Optics of college basketball different
My wife looked at me, put up one hand, telling me she didn’t believe what she had just seen.
I watched a clip from CBS’ Sunday Morning show myself, then shared it with my bride.
George Clooney was trending on Twitter for some hair-raising reason, stunning for most of the fans of the longtime Hollywood actor.
Conversation between CBS correspondent Tracy Smith and Clooney on the network’s Sunday Morning show shifted from his post-apocalyptic thriller “The Midnight Sky,” toward the title of the interview called “Down to Earth.”
Smith queried Clooney if he cuts his own hair, something more of us are doing during the rampant COVID-19 pandemic. He admitted he’s done so for more than two decades, not a subsequent result of the fast-moving, airborne virus. More shocking was another revelation. Clooney uses a Flowbee, an electrically-powered vacuum cleaner attachment made for cutting hair that was invented in the late 1980s.
That’s so 2020, but so are the near empty college basketball arenas where cardboard cutouts of fans and celebrities — one might be Clooney — outnumber the live bodies in the socially-distanced arena.
Echoes reverberate through the barren arenas like a small, compressed rubber bouncy ball, one that would spiral out of a machine. Place some loose change in a slot between the bubble gum and temporary tattoos, twist the metal knob and see hours of happiness plop in your awaiting hand.
The same fervor cannot be shared by college basketball fans around the country. Differences are noticeable: masks are worn; chairs in the bench area are in two rows, not placed near one another.
The spacing seems more like something you would see if a portrait photographer placed a team posing for a team snapshot through a wide-angle lens.
Play on the floor seems the same with the dribble-drives penetrating a stringent man-to-man or compressed zone defense.
Other optics around the arena look different. Fans are wondering if they can be among the selected few permitted in the building under recommendations by local health departments, as more sanitation procedures are followed by those in attendance.
Youngstown State University men’s and women’s basketball teams are in quarantine because of positive COVID-19 cases for both teams.
No home non-conference games are scheduled for either team this calendar year. The YSU women start the season Dec. 12-13 at Northern Kentucky University, while the men currently begin their campaign Dec. 19-20 at NKU. Horizon League games are back-to-back contests at the same site this season due to safety measures to protect programs if there is an outbreak with either team.
If there is, the spread is limited to those two programs. Horizon League teams, in normal seasons, would play or host two to three games in a week. Nothing is normal in 2020.

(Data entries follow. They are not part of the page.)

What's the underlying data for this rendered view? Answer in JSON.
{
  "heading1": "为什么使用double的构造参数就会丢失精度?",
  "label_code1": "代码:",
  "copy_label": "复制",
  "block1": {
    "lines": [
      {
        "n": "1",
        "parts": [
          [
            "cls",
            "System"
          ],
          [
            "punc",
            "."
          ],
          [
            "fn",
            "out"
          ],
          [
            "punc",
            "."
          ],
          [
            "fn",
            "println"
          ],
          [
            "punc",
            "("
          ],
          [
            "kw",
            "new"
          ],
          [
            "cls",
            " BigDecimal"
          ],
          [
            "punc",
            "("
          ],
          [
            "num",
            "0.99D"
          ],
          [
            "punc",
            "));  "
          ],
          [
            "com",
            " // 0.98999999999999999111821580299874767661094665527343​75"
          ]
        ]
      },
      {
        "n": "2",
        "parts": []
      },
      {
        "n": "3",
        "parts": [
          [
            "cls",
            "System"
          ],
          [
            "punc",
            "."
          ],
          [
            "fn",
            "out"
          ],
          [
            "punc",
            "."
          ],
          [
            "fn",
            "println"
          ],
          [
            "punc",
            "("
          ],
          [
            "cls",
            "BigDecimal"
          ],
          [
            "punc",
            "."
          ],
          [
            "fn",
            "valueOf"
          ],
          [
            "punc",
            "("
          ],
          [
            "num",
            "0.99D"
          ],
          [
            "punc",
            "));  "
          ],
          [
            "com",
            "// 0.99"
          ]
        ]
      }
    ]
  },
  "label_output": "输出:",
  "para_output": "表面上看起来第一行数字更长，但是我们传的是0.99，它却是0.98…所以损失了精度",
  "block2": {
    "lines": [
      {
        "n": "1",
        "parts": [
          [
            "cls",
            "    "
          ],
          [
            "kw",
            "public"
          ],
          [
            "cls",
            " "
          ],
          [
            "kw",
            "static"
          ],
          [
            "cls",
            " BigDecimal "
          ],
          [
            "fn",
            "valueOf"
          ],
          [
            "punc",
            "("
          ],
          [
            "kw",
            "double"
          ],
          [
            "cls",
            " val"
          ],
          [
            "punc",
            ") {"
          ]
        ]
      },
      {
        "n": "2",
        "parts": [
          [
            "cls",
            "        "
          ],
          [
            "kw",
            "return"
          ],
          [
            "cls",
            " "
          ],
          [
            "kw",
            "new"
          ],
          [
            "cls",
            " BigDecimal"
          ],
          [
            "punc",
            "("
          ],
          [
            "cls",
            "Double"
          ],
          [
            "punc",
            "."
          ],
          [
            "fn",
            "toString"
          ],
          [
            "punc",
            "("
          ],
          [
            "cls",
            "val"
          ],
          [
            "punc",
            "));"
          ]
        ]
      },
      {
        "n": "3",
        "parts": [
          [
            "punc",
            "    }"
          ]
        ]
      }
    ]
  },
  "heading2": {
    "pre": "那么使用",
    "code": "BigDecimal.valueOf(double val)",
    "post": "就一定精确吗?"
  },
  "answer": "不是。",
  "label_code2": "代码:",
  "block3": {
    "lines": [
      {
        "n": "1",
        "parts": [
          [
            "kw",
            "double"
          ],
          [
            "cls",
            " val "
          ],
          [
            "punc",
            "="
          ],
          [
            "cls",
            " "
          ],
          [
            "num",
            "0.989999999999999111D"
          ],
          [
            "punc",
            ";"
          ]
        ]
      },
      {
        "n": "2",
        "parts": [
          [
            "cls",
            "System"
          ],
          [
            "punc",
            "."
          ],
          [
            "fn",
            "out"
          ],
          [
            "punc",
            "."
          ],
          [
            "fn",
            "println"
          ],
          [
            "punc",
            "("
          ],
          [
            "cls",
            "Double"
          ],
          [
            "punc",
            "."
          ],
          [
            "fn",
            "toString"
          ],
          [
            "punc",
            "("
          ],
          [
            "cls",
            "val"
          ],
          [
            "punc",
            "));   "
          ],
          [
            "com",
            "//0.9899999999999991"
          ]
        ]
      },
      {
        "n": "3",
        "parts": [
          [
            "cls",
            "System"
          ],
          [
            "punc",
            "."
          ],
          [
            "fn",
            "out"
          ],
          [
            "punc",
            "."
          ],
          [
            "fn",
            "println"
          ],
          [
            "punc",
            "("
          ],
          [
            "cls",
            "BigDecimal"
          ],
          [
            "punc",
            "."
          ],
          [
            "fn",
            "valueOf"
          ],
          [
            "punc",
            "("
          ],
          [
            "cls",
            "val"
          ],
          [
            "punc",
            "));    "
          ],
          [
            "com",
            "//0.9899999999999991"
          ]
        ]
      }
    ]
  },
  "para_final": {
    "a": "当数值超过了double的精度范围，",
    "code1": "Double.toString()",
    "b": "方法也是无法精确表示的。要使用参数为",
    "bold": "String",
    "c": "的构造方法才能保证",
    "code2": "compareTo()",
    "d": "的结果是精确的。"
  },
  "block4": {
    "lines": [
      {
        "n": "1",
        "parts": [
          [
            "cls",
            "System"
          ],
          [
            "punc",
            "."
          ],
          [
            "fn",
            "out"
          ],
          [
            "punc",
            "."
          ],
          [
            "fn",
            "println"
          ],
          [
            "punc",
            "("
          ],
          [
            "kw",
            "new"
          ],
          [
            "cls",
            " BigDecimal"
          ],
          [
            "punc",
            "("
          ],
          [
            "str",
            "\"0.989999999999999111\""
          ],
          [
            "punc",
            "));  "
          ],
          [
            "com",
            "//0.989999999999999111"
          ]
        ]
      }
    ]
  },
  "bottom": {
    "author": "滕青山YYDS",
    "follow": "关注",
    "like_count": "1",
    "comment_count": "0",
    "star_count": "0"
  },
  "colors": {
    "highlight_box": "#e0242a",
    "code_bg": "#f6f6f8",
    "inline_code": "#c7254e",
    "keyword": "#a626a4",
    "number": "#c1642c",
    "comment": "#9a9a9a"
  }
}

YSU men’s coach Jerrod Calhoun said he’s hoping to secure a non-conference home game prior to Dec. 19, while YSU women’s coach John Barnes said his team’s first game is Dec. 12 at NKU.
I’m crossing my fingers for a game at Beeghly Center this calendar year. It’s been 270 days since I’ve covered a college basketball game, the last one being a March 5 Horizon League quarterfinal in Chicago, when YSU’s season ended to UIC.
Hopefully, that drought ends sooner than later for the sake of the teams and fans so we can get back to some normalcy in this topsy-turvy year of 2020.